### Exercise goal
Scan the data below. Pull out each line where "this" occurs.

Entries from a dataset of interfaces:

==*==

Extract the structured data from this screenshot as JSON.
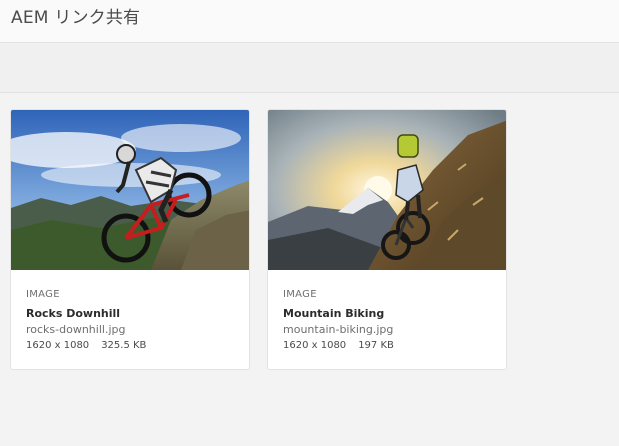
{
  "header": {
    "title": "AEM リンク共有"
  },
  "assets": [
    {
      "type": "IMAGE",
      "title": "Rocks Downhill",
      "filename": "rocks-downhill.jpg",
      "dimensions": "1620 x 1080",
      "size": "325.5 KB"
    },
    {
      "type": "IMAGE",
      "title": "Mountain Biking",
      "filename": "mountain-biking.jpg",
      "dimensions": "1620 x 1080",
      "size": "197 KB"
    }
  ],
  "colors": {
    "header_bg": "#fafafa",
    "toolbar_bg": "#f0f0f0",
    "content_bg": "#f3f3f3",
    "card_bg": "#ffffff"
  }
}
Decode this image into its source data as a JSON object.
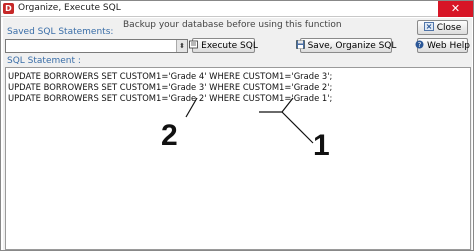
{
  "window": {
    "title": "Organize, Execute SQL",
    "app_icon_letter": "D",
    "close_glyph": "✕"
  },
  "toolbar": {
    "saved_label": "Saved SQL Statements:",
    "backup_notice": "Backup your database before using this function",
    "combo_value": "",
    "combo_arrow": "⬍",
    "execute_label": "Execute SQL",
    "save_organize_label": "Save, Organize SQL",
    "close_label": "Close",
    "help_label": "Web Help"
  },
  "editor": {
    "label": "SQL Statement :",
    "lines": [
      "UPDATE BORROWERS SET CUSTOM1='Grade 4' WHERE CUSTOM1='Grade 3';",
      "UPDATE BORROWERS SET CUSTOM1='Grade 3' WHERE CUSTOM1='Grade 2';",
      "UPDATE BORROWERS SET CUSTOM1='Grade 2' WHERE CUSTOM1='Grade 1';"
    ]
  },
  "annotations": {
    "marker_1": "1",
    "marker_2": "2"
  },
  "colors": {
    "label_blue": "#3a6ea8",
    "close_red": "#d71526"
  },
  "icons": {
    "execute": "execute-icon",
    "save": "save-icon",
    "close": "close-icon",
    "help": "help-icon"
  }
}
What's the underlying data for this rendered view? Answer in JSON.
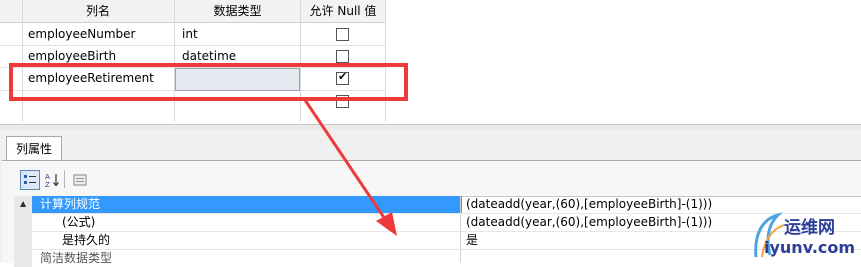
{
  "grid": {
    "columns": [
      "列名",
      "数据类型",
      "允许 Null 值"
    ],
    "rows": [
      {
        "name": "employeeNumber",
        "type": "int",
        "allow_null": false
      },
      {
        "name": "employeeBirth",
        "type": "datetime",
        "allow_null": false
      },
      {
        "name": "employeeRetirement",
        "type": "",
        "allow_null": true
      },
      {
        "name": "",
        "type": "",
        "allow_null": false
      }
    ]
  },
  "properties_panel": {
    "tab_label": "列属性",
    "toolbar": {
      "categorized_icon": "categorized-icon",
      "alphabetical_icon": "sort-az-icon",
      "property_pages_icon": "property-pages-icon"
    },
    "rows": [
      {
        "name": "计算列规范",
        "value": "(dateadd(year,(60),[employeeBirth]-(1)))",
        "selected": true,
        "expander": "▲"
      },
      {
        "name": "(公式)",
        "value": "(dateadd(year,(60),[employeeBirth]-(1)))"
      },
      {
        "name": "是持久的",
        "value": "是"
      },
      {
        "name": "简洁数据类型",
        "value": ""
      }
    ]
  },
  "annotation": {
    "color": "#ee3a3a"
  },
  "watermark": {
    "brand": "运维网",
    "domain": "iyunv.com"
  },
  "colors": {
    "selection": "#3399ff",
    "header_bg": "#f2f2f2"
  }
}
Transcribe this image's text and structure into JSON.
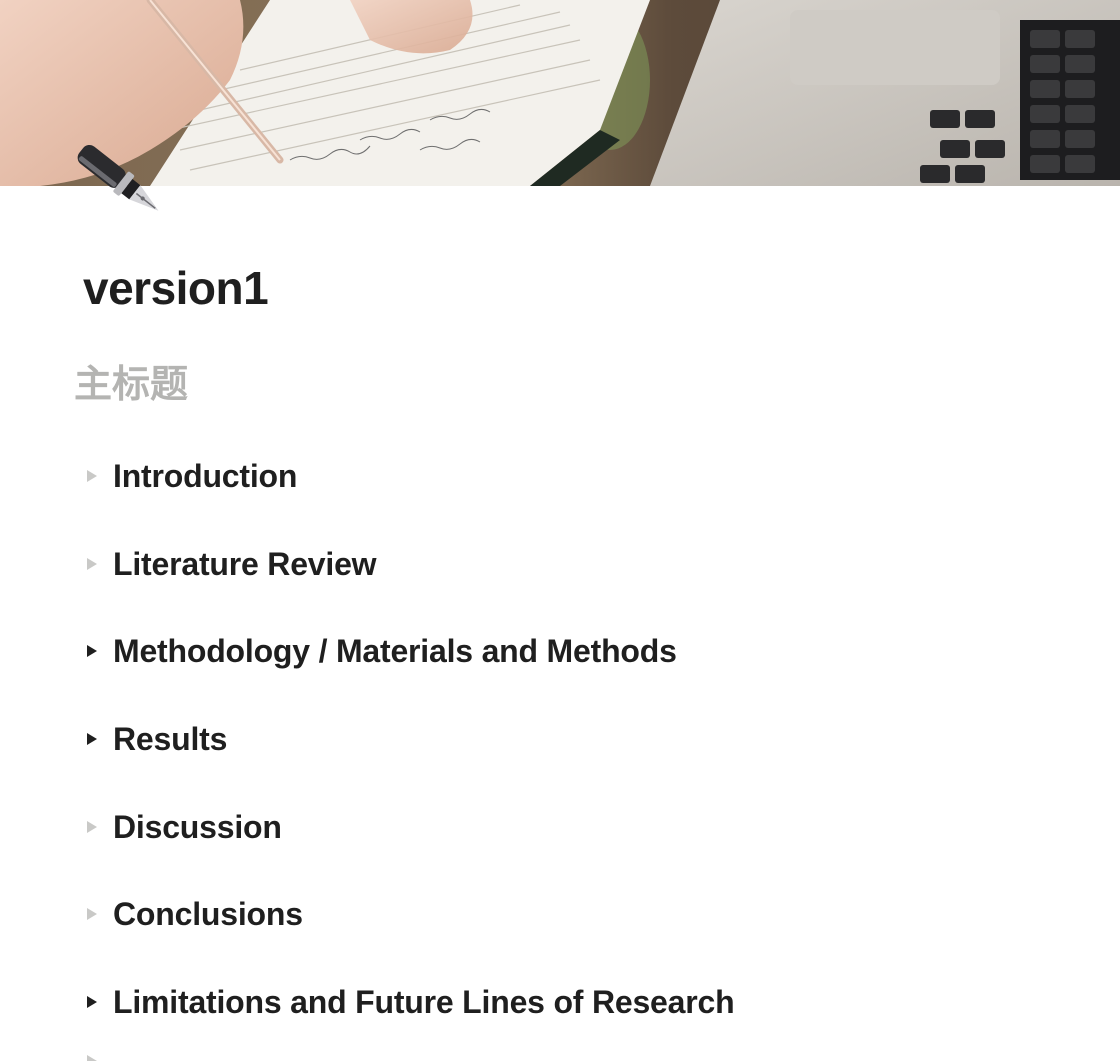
{
  "cover": {
    "description_icon": "notebook-writing-cover-image"
  },
  "page_icon": "fountain-pen-icon",
  "title": "version1",
  "main_heading": "主标题",
  "toggles": [
    {
      "label": "Introduction",
      "has_content": false
    },
    {
      "label": "Literature Review",
      "has_content": false
    },
    {
      "label": "Methodology / Materials and Methods",
      "has_content": true
    },
    {
      "label": "Results",
      "has_content": true
    },
    {
      "label": "Discussion",
      "has_content": false
    },
    {
      "label": "Conclusions",
      "has_content": false
    },
    {
      "label": "Limitations and Future Lines of Research",
      "has_content": true
    }
  ],
  "colors": {
    "arrow_filled": "#1f1f1f",
    "arrow_empty": "#c9c9c7",
    "heading_placeholder": "#b4b4b2",
    "text": "#1f1f1f"
  }
}
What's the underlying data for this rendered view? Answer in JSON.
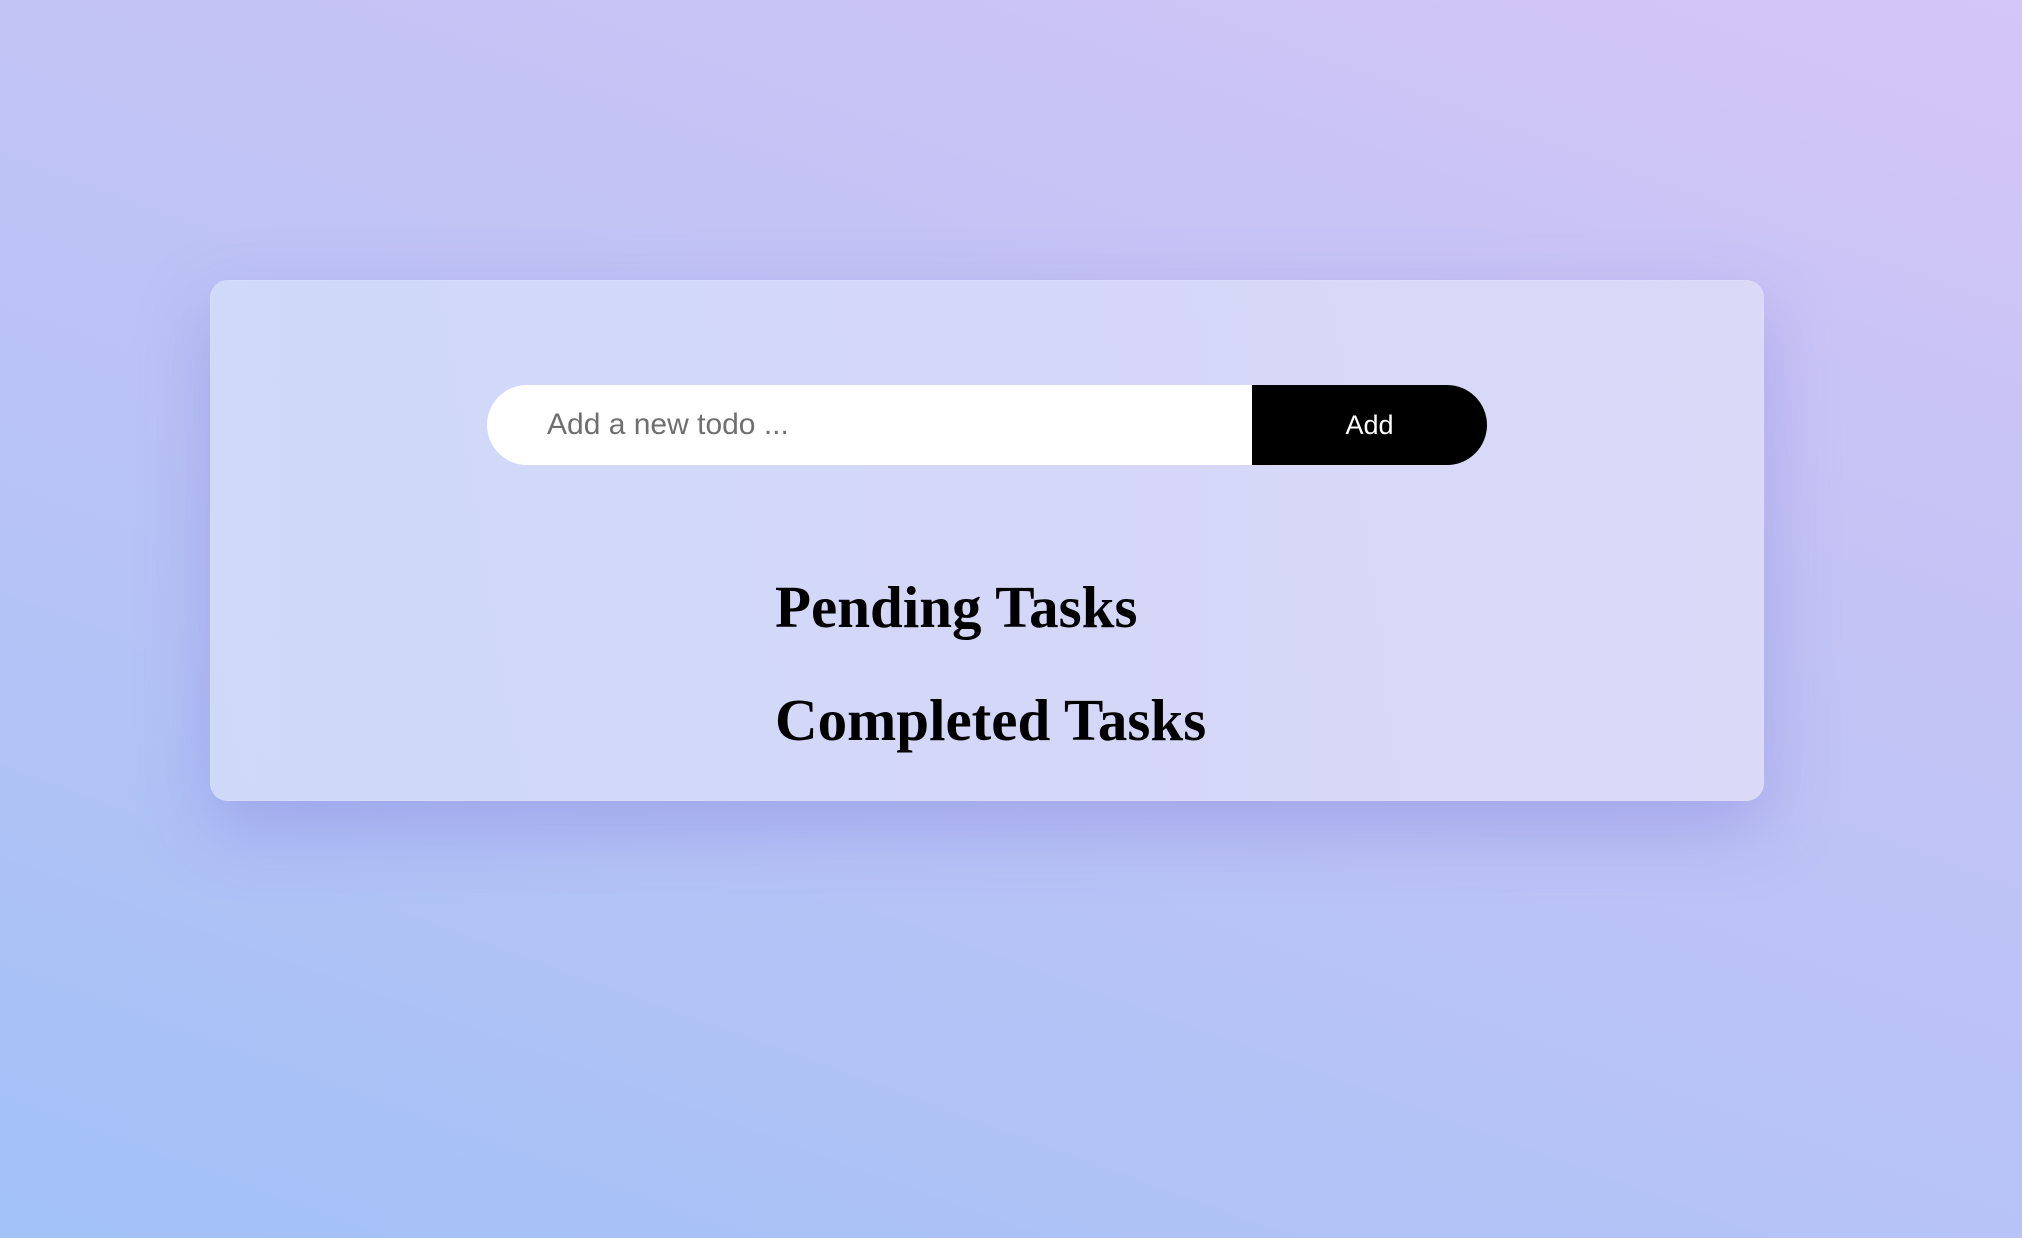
{
  "todo_form": {
    "input_value": "",
    "input_placeholder": "Add a new todo ...",
    "add_label": "Add"
  },
  "sections": {
    "pending_title": "Pending Tasks",
    "pending_items": [],
    "completed_title": "Completed Tasks",
    "completed_items": []
  },
  "colors": {
    "button_background": "#000000",
    "button_text": "#ffffff",
    "input_background": "#ffffff",
    "card_background": "#d3daf7"
  }
}
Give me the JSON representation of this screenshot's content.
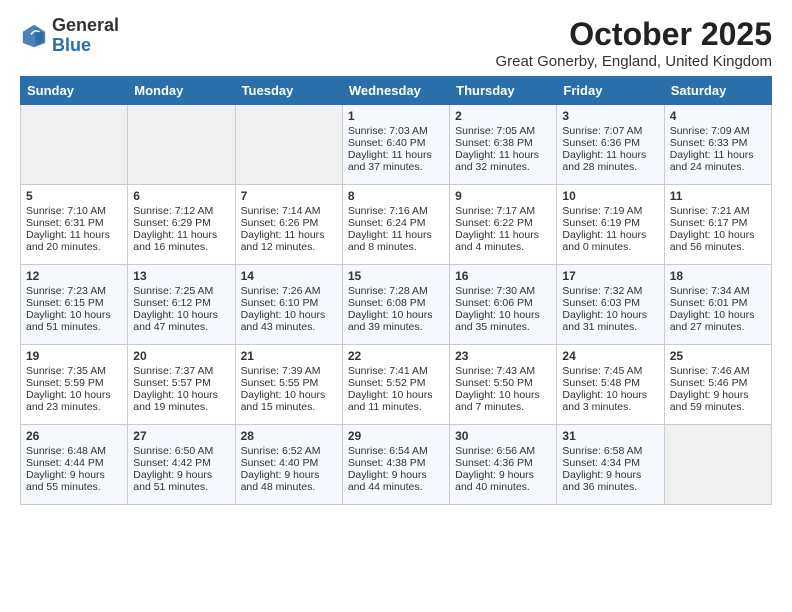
{
  "header": {
    "logo_general": "General",
    "logo_blue": "Blue",
    "month_title": "October 2025",
    "location": "Great Gonerby, England, United Kingdom"
  },
  "weekdays": [
    "Sunday",
    "Monday",
    "Tuesday",
    "Wednesday",
    "Thursday",
    "Friday",
    "Saturday"
  ],
  "weeks": [
    [
      {
        "day": "",
        "empty": true
      },
      {
        "day": "",
        "empty": true
      },
      {
        "day": "",
        "empty": true
      },
      {
        "day": "1",
        "sunrise": "7:03 AM",
        "sunset": "6:40 PM",
        "daylight": "11 hours and 37 minutes."
      },
      {
        "day": "2",
        "sunrise": "7:05 AM",
        "sunset": "6:38 PM",
        "daylight": "11 hours and 32 minutes."
      },
      {
        "day": "3",
        "sunrise": "7:07 AM",
        "sunset": "6:36 PM",
        "daylight": "11 hours and 28 minutes."
      },
      {
        "day": "4",
        "sunrise": "7:09 AM",
        "sunset": "6:33 PM",
        "daylight": "11 hours and 24 minutes."
      }
    ],
    [
      {
        "day": "5",
        "sunrise": "7:10 AM",
        "sunset": "6:31 PM",
        "daylight": "11 hours and 20 minutes."
      },
      {
        "day": "6",
        "sunrise": "7:12 AM",
        "sunset": "6:29 PM",
        "daylight": "11 hours and 16 minutes."
      },
      {
        "day": "7",
        "sunrise": "7:14 AM",
        "sunset": "6:26 PM",
        "daylight": "11 hours and 12 minutes."
      },
      {
        "day": "8",
        "sunrise": "7:16 AM",
        "sunset": "6:24 PM",
        "daylight": "11 hours and 8 minutes."
      },
      {
        "day": "9",
        "sunrise": "7:17 AM",
        "sunset": "6:22 PM",
        "daylight": "11 hours and 4 minutes."
      },
      {
        "day": "10",
        "sunrise": "7:19 AM",
        "sunset": "6:19 PM",
        "daylight": "11 hours and 0 minutes."
      },
      {
        "day": "11",
        "sunrise": "7:21 AM",
        "sunset": "6:17 PM",
        "daylight": "10 hours and 56 minutes."
      }
    ],
    [
      {
        "day": "12",
        "sunrise": "7:23 AM",
        "sunset": "6:15 PM",
        "daylight": "10 hours and 51 minutes."
      },
      {
        "day": "13",
        "sunrise": "7:25 AM",
        "sunset": "6:12 PM",
        "daylight": "10 hours and 47 minutes."
      },
      {
        "day": "14",
        "sunrise": "7:26 AM",
        "sunset": "6:10 PM",
        "daylight": "10 hours and 43 minutes."
      },
      {
        "day": "15",
        "sunrise": "7:28 AM",
        "sunset": "6:08 PM",
        "daylight": "10 hours and 39 minutes."
      },
      {
        "day": "16",
        "sunrise": "7:30 AM",
        "sunset": "6:06 PM",
        "daylight": "10 hours and 35 minutes."
      },
      {
        "day": "17",
        "sunrise": "7:32 AM",
        "sunset": "6:03 PM",
        "daylight": "10 hours and 31 minutes."
      },
      {
        "day": "18",
        "sunrise": "7:34 AM",
        "sunset": "6:01 PM",
        "daylight": "10 hours and 27 minutes."
      }
    ],
    [
      {
        "day": "19",
        "sunrise": "7:35 AM",
        "sunset": "5:59 PM",
        "daylight": "10 hours and 23 minutes."
      },
      {
        "day": "20",
        "sunrise": "7:37 AM",
        "sunset": "5:57 PM",
        "daylight": "10 hours and 19 minutes."
      },
      {
        "day": "21",
        "sunrise": "7:39 AM",
        "sunset": "5:55 PM",
        "daylight": "10 hours and 15 minutes."
      },
      {
        "day": "22",
        "sunrise": "7:41 AM",
        "sunset": "5:52 PM",
        "daylight": "10 hours and 11 minutes."
      },
      {
        "day": "23",
        "sunrise": "7:43 AM",
        "sunset": "5:50 PM",
        "daylight": "10 hours and 7 minutes."
      },
      {
        "day": "24",
        "sunrise": "7:45 AM",
        "sunset": "5:48 PM",
        "daylight": "10 hours and 3 minutes."
      },
      {
        "day": "25",
        "sunrise": "7:46 AM",
        "sunset": "5:46 PM",
        "daylight": "9 hours and 59 minutes."
      }
    ],
    [
      {
        "day": "26",
        "sunrise": "6:48 AM",
        "sunset": "4:44 PM",
        "daylight": "9 hours and 55 minutes."
      },
      {
        "day": "27",
        "sunrise": "6:50 AM",
        "sunset": "4:42 PM",
        "daylight": "9 hours and 51 minutes."
      },
      {
        "day": "28",
        "sunrise": "6:52 AM",
        "sunset": "4:40 PM",
        "daylight": "9 hours and 48 minutes."
      },
      {
        "day": "29",
        "sunrise": "6:54 AM",
        "sunset": "4:38 PM",
        "daylight": "9 hours and 44 minutes."
      },
      {
        "day": "30",
        "sunrise": "6:56 AM",
        "sunset": "4:36 PM",
        "daylight": "9 hours and 40 minutes."
      },
      {
        "day": "31",
        "sunrise": "6:58 AM",
        "sunset": "4:34 PM",
        "daylight": "9 hours and 36 minutes."
      },
      {
        "day": "",
        "empty": true
      }
    ]
  ]
}
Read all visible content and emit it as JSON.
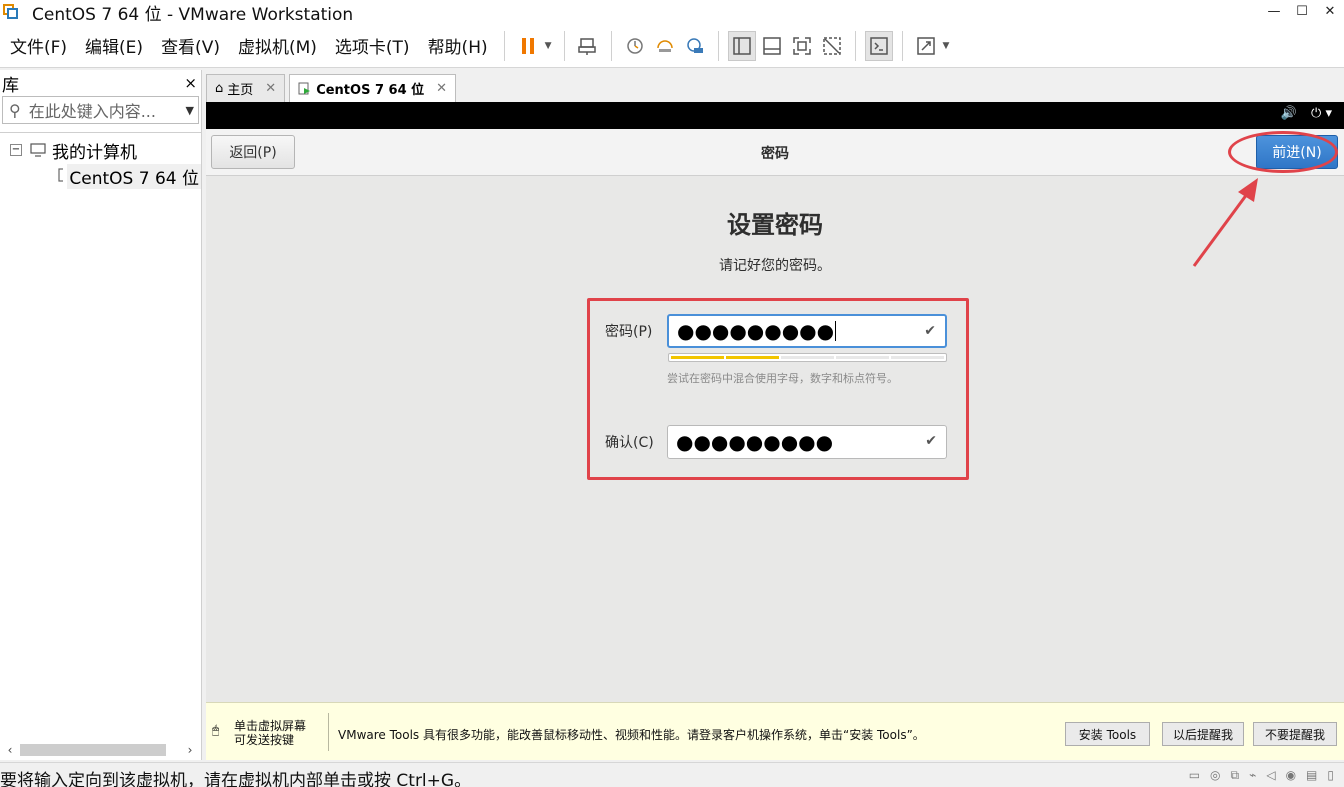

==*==

### Response area
Extract the structured data from this screenshot as JSON.
Decode this image into its source data as a JSON object.
    "backup_notice": "Backup your database before using this function",
What's the underlying data for this rendered view? Answer in JSON.
Transcribe this image's text and structure into JSON.
What's the underlying data for this rendered view? Answer in JSON.
Give me the JSON representation of this screenshot's content.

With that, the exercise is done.